Dataset entries:
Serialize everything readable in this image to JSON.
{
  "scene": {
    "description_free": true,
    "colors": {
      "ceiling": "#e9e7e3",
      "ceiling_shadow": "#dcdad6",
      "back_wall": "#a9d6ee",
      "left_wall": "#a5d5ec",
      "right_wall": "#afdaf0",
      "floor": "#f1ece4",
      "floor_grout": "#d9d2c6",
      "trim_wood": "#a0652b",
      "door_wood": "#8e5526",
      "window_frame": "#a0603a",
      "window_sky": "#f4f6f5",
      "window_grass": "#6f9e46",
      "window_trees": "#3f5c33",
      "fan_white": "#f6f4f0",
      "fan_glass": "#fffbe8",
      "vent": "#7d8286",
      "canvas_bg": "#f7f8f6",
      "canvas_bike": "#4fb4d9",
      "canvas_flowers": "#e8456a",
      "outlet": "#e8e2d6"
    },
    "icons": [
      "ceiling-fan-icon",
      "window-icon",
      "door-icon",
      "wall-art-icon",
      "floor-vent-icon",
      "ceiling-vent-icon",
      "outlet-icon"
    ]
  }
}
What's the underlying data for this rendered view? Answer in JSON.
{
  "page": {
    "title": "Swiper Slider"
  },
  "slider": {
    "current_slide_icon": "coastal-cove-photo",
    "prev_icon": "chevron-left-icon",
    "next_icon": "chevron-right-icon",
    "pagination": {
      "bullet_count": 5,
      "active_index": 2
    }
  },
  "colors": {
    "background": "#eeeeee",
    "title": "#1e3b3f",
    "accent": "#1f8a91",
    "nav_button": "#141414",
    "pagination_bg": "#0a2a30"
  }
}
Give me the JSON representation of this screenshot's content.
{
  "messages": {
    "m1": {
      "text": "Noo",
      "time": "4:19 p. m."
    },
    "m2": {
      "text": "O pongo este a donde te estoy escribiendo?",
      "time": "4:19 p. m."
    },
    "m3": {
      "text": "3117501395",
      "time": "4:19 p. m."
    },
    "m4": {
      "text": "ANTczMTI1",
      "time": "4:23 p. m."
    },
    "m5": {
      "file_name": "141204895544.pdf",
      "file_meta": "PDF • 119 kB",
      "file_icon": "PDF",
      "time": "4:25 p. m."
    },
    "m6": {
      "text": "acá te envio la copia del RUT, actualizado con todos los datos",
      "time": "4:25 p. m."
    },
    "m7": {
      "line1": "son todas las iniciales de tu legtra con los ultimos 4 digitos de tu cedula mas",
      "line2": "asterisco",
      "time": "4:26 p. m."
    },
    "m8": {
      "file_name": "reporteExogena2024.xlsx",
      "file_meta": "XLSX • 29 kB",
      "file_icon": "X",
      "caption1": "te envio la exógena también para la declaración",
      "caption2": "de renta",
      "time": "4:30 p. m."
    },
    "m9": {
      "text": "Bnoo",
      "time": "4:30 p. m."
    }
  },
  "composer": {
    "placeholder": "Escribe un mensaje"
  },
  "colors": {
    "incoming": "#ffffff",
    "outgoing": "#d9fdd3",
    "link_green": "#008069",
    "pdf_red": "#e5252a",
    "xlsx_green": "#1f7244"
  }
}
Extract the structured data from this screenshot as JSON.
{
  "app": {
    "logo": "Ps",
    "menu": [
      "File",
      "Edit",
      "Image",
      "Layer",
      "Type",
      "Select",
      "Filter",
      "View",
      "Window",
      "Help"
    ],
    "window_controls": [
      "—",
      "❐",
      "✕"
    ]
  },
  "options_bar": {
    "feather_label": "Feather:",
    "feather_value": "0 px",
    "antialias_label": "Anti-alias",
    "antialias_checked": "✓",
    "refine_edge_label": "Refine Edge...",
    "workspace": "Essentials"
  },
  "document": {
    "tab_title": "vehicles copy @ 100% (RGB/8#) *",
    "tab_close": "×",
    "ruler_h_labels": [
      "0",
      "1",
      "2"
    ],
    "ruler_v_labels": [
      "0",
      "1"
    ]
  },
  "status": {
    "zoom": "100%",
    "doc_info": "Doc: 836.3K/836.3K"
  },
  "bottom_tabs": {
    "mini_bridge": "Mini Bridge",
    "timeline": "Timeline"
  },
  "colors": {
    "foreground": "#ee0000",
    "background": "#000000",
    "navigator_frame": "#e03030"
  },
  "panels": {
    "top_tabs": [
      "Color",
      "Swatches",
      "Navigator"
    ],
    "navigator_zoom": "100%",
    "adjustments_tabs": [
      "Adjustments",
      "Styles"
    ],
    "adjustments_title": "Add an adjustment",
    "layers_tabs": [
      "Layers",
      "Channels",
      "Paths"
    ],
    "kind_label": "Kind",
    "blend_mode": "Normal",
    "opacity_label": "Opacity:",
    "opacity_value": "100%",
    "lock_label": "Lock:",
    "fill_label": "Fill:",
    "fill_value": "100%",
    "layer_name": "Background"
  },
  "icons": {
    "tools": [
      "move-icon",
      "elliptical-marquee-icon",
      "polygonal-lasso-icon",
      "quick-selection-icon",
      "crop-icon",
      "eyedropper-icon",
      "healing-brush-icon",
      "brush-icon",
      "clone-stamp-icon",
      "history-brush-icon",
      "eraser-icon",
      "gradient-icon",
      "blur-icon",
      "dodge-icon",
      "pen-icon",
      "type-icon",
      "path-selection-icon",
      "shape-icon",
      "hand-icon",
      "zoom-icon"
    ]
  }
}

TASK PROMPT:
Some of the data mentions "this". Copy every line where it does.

COMPLETED EXERCISE:
Serialize everything readable in this image to JSON.
What's the underlying data for this rendered view? Answer in JSON.
Give me the JSON representation of this screenshot's content.
Extract the structured data from this screenshot as JSON.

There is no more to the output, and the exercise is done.